noun, Cell Biology.
a tiny, somewhat mitten-shaped organelle occurring in great numbers in the cell cytoplasm either freely, in small clusters, or attached to the outer surfaces of endoplasmic reticula, and functioning as the site of protein manufacture.
any of numerous minute particles in the cytoplasm of cells, either free or attached to the endoplasmic reticulum, that contain RNA and protein and are the site of protein synthesis
ribosome ri·bo·some (rī’bə-sōm’)

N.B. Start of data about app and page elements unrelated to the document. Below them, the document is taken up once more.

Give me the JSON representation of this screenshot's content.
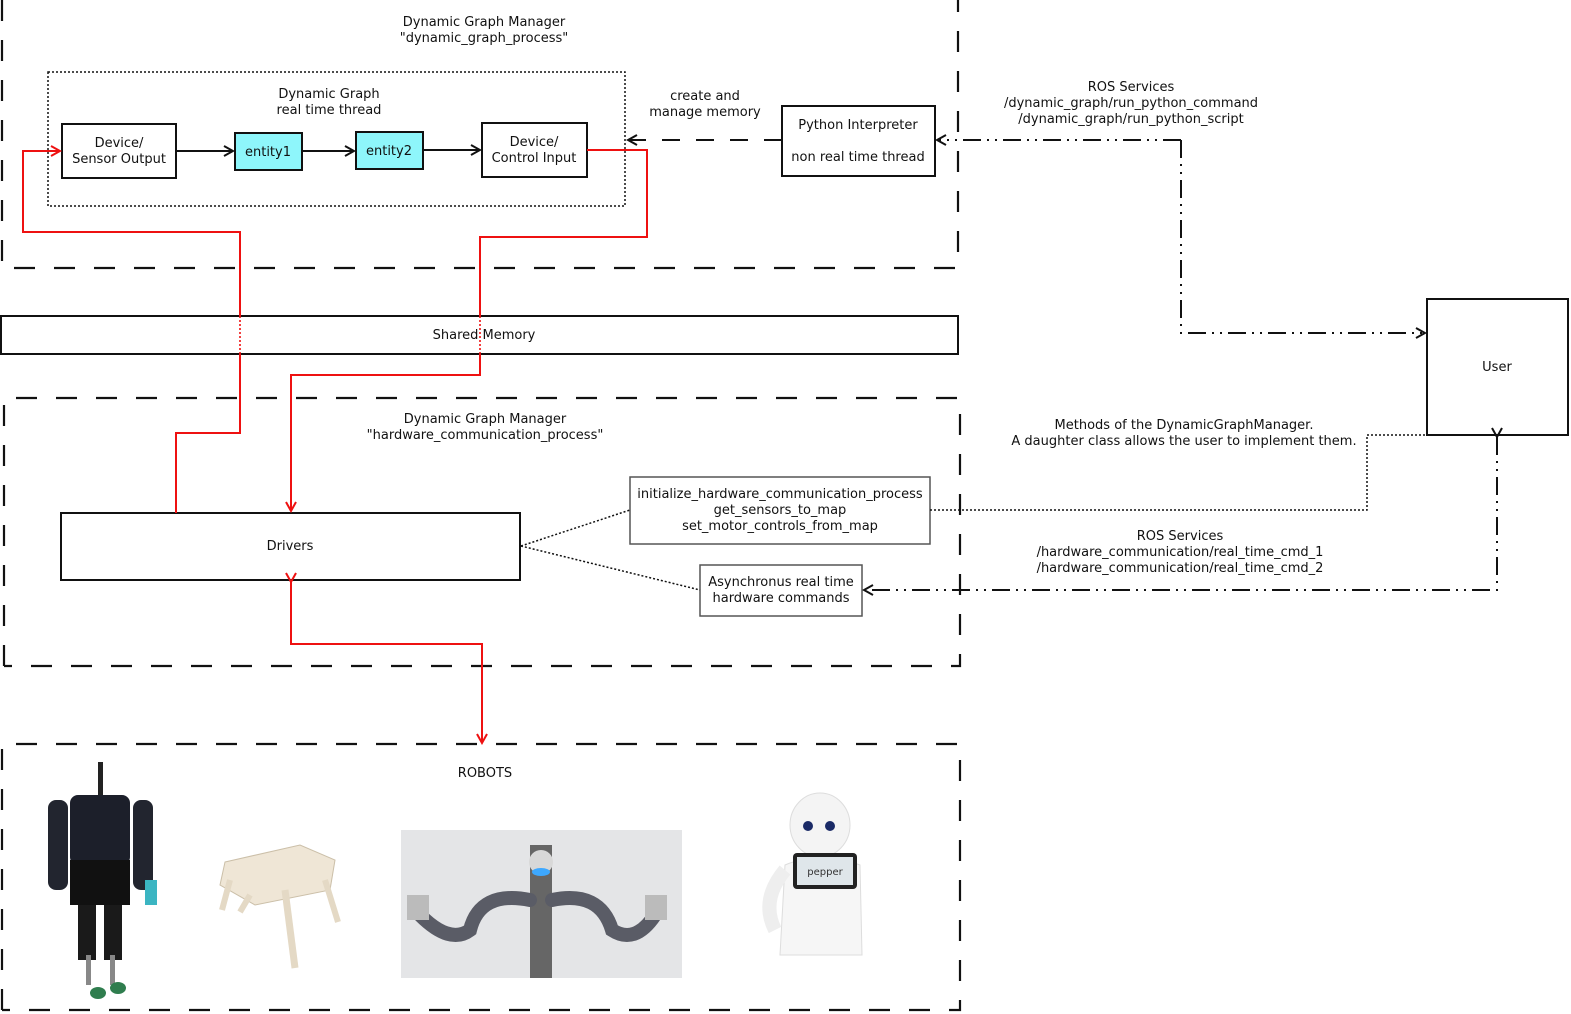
{
  "process_top": {
    "title_line1": "Dynamic Graph Manager",
    "title_line2": "\"dynamic_graph_process\"",
    "rt_thread_line1": "Dynamic Graph",
    "rt_thread_line2": "real time thread",
    "device_sensor_line1": "Device/",
    "device_sensor_line2": "Sensor Output",
    "entity1": "entity1",
    "entity2": "entity2",
    "device_control_line1": "Device/",
    "device_control_line2": "Control Input",
    "memory_label_line1": "create and",
    "memory_label_line2": "manage memory",
    "python_line1": "Python Interpreter",
    "python_line2": "non real time thread"
  },
  "ros_top": {
    "line1": "ROS Services",
    "line2": "/dynamic_graph/run_python_command",
    "line3": "/dynamic_graph/run_python_script"
  },
  "shared_memory": "Shared Memory",
  "user": "User",
  "process_hw": {
    "title_line1": "Dynamic Graph Manager",
    "title_line2": "\"hardware_communication_process\"",
    "drivers": "Drivers",
    "methods_line1": "initialize_hardware_communication_process",
    "methods_line2": "get_sensors_to_map",
    "methods_line3": "set_motor_controls_from_map",
    "async_line1": "Asynchronus real time",
    "async_line2": "hardware commands"
  },
  "methods_note": {
    "line1": "Methods of the DynamicGraphManager.",
    "line2": "A daughter class allows the user to implement them."
  },
  "ros_hw": {
    "line1": "ROS Services",
    "line2": "/hardware_communication/real_time_cmd_1",
    "line3": "/hardware_communication/real_time_cmd_2"
  },
  "robots": {
    "title": "ROBOTS",
    "items": [
      "humanoid-robot",
      "quadruped-robot",
      "dual-arm-robot",
      "pepper-robot"
    ],
    "pepper_screen": "pepper"
  },
  "colors": {
    "data_flow": "#ee1111",
    "entity_fill": "#8ef6fb"
  }
}
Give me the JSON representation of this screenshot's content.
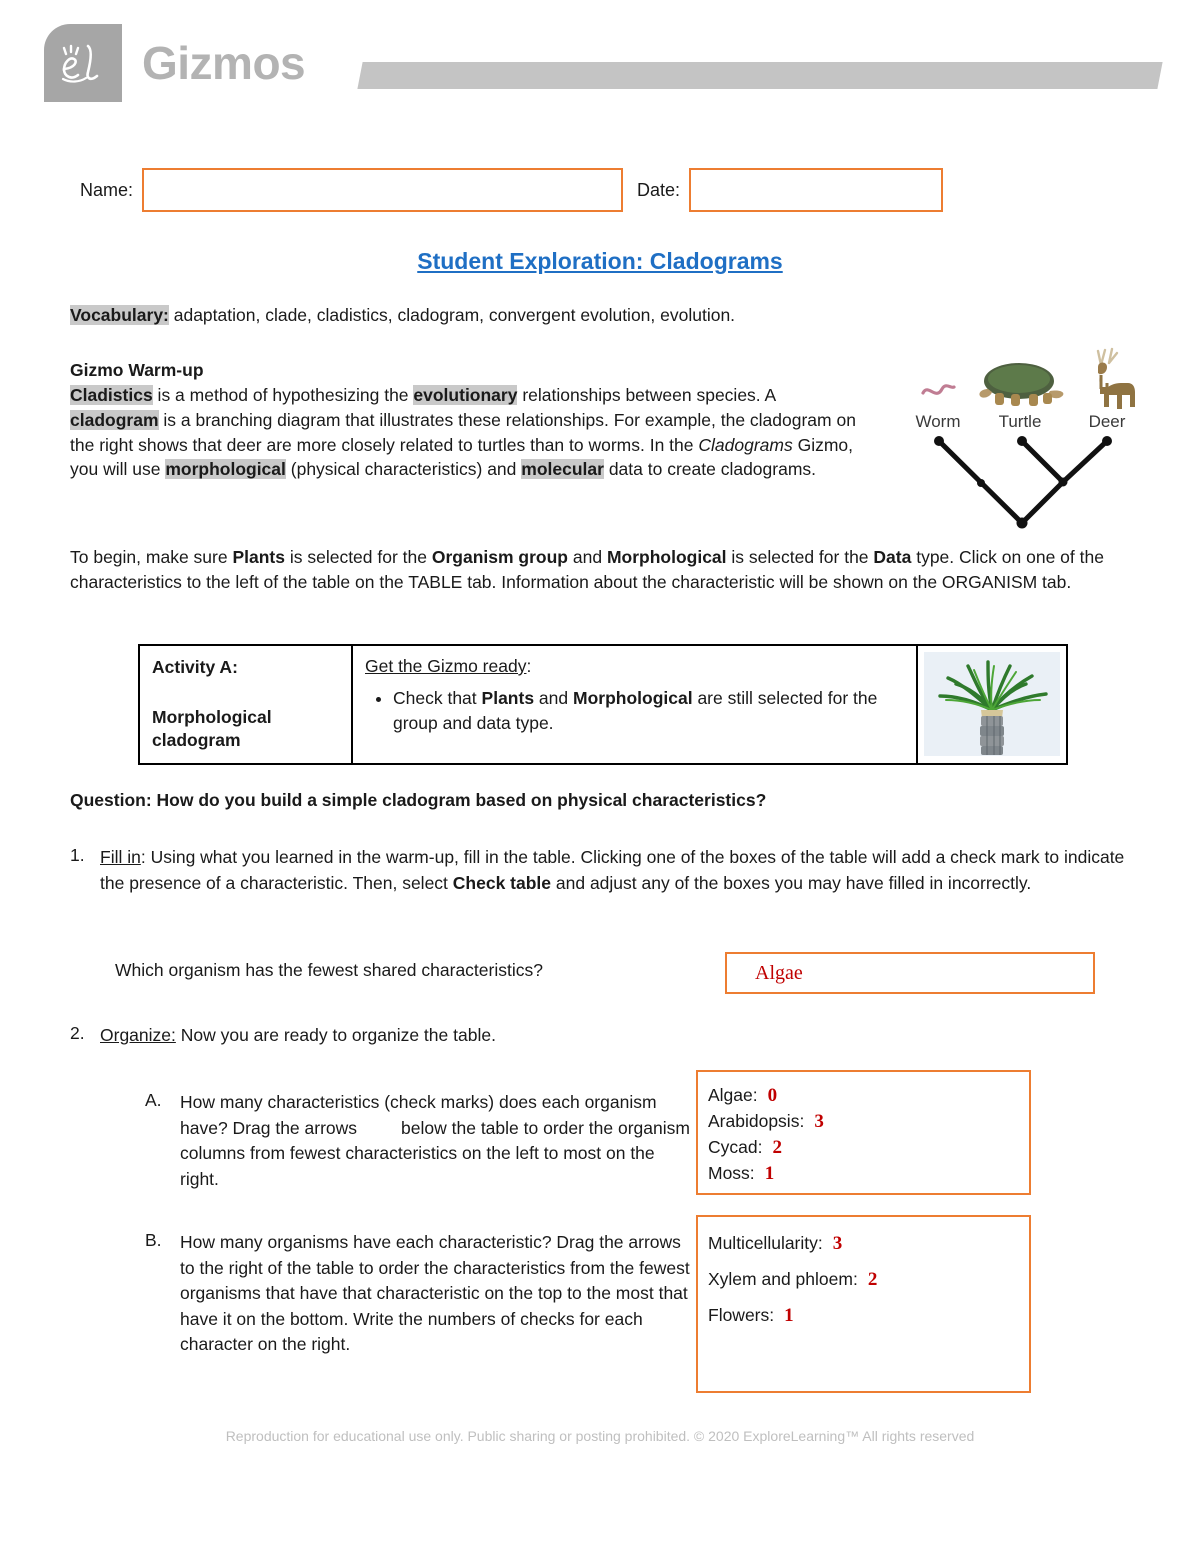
{
  "header": {
    "logo_word": "Gizmos",
    "logo_mark_name": "el-monogram-icon"
  },
  "namedate": {
    "name_label": "Name:",
    "name_value": "",
    "date_label": "Date:",
    "date_value": ""
  },
  "title": "Student Exploration: Cladograms",
  "vocabulary": {
    "label": "Vocabulary:",
    "terms": " adaptation, clade, cladistics, cladogram, convergent evolution, evolution."
  },
  "warmup": {
    "heading": "Gizmo Warm-up",
    "seg1": "Cladistics",
    "seg2": " is a method of hypothesizing the ",
    "seg3": "evolutionary",
    "seg4": " relationships between species. A ",
    "seg5": "cladogram",
    "seg6": " is a branching diagram that illustrates these relationships. For example, the cladogram on the right shows that deer are more closely related to turtles than to worms. In the ",
    "seg7": "Cladograms",
    "seg8": " Gizmo, you will use ",
    "seg9": "morphological",
    "seg10": " (physical characteristics) and ",
    "seg11": "molecular",
    "seg12": " data to create cladograms."
  },
  "cladogram_figure": {
    "labels": [
      "Worm",
      "Turtle",
      "Deer"
    ]
  },
  "tobegin": {
    "seg1": "To begin, make sure ",
    "seg2": "Plants",
    "seg3": " is selected for the ",
    "seg4": "Organism group",
    "seg5": " and ",
    "seg6": "Morphological",
    "seg7": " is selected for the ",
    "seg8": "Data",
    "seg9": " type. Click on one of the characteristics to the left of the table on the TABLE tab. Information about the characteristic will be shown on the ORGANISM tab."
  },
  "activity": {
    "left_title": "Activity A:",
    "left_sub": "Morphological cladogram",
    "ready_label": "Get the Gizmo ready",
    "ready_colon": ":",
    "bullet_seg1": "Check that ",
    "bullet_seg2": "Plants",
    "bullet_seg3": " and ",
    "bullet_seg4": "Morphological",
    "bullet_seg5": " are still selected for the group and data type.",
    "image_name": "cycad-plant-image"
  },
  "question": "Question: How do you build a simple cladogram based on physical characteristics?",
  "item1": {
    "number": "1.",
    "lead": "Fill in",
    "text": ": Using what you learned in the warm-up, fill in the table. Clicking one of the boxes of the table will add a check mark to indicate the presence of a characteristic. Then, select ",
    "bold_term": "Check table",
    "text2": " and adjust any of the boxes you may have filled in incorrectly."
  },
  "fewest_question": {
    "prompt": "Which organism has the fewest shared characteristics?",
    "answer": "Algae"
  },
  "item2": {
    "number": "2.",
    "lead": "Organize:",
    "text": " Now you are ready to organize the table."
  },
  "sub_a": {
    "letter": "A.",
    "text1": "How many characteristics (check marks) does each organism have? Drag the arrows",
    "text2": "below the table to order the organism columns from fewest characteristics on the left to most on the right.",
    "answers": [
      {
        "label": "Algae:",
        "value": "0"
      },
      {
        "label": "Arabidopsis:",
        "value": "3"
      },
      {
        "label": "Cycad:",
        "value": "2"
      },
      {
        "label": "Moss:",
        "value": "1"
      }
    ]
  },
  "sub_b": {
    "letter": "B.",
    "text": "How many organisms have each characteristic? Drag the arrows to the right of the table to order the characteristics from the fewest organisms that have that characteristic on the top to the most that have it on the bottom. Write the numbers of checks for each character on the right.",
    "answers": [
      {
        "label": "Multicellularity:",
        "value": "3"
      },
      {
        "label": "Xylem and phloem:",
        "value": "2"
      },
      {
        "label": "Flowers:",
        "value": "1"
      }
    ]
  },
  "footer": "Reproduction for educational use only. Public sharing or posting prohibited. © 2020 ExploreLearning™ All rights reserved",
  "colors": {
    "accent_orange": "#ED7D31",
    "title_blue": "#1F6FC4",
    "answer_red": "#C00000",
    "logo_gray": "#a6a6a6",
    "highlight_gray": "#c9c9c9"
  }
}
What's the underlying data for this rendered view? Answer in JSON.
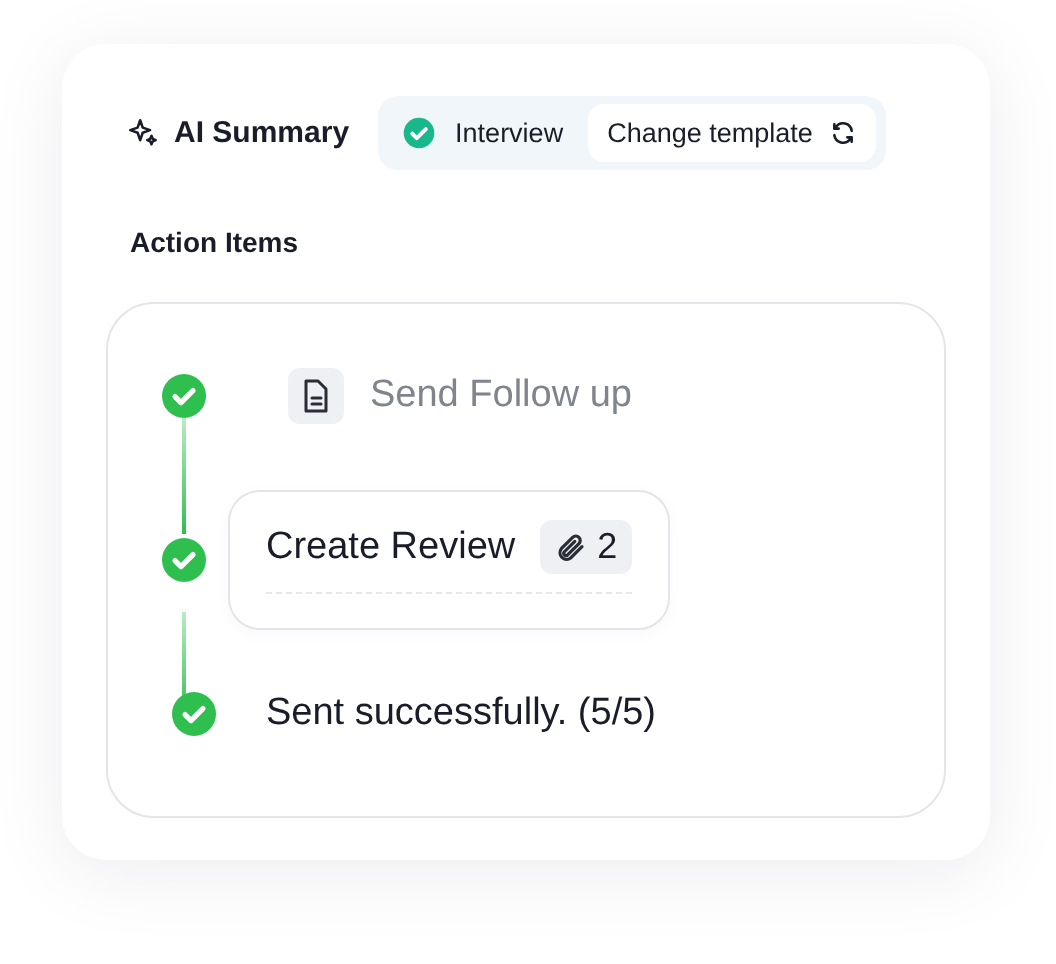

A minute round cytoplasmic particle composed of RNA and protein that is the site of protein synthesis as directed by mRNA.
ri’bo·so’mal (-sō’məl) adj.
A sphere-shaped structure within the cytoplasm of a cell that is composed of RNA and protein and is the site of protein synthesis. Ribosomes are free in the cytoplasm and often attached to the membrane of the endoplasmic reticulum. Ribosomes exist in both eukaryotic and prokaryotic cells. Plastids and mitochondria in eukaryotic cells have smaller ribosomes similar to those of prokaryotes. See more at cell.
A small, ball-like structure in the cell, made of proteins and RNA molecules, that serves as a platform on which the cell’s proteins are made.
ribosuria ri·bo·su·ri·a (rī’bō-sur’ē-ə) n. Excretion of an excessive amount of ribose in the urine, usually a manifestation of muscular dystrophy.
ribosyl ri·bo·syl (rī’bō-sĭl’) n. The radical C5H9O4 formed from ribose.
noun, plural ribozos. 1. rebozo.
noun 1. a segment of RNA that can act as a catalyst. noun 1. an RNA molecule capable of catalysing a chemical reaction, usually the cleavage of another RNA molecule ribozyme ri·bo·zyme (rī’bə-zīm’) n. A strand of RNA that attaches to specific sites on other RNA strands and lyses the strands.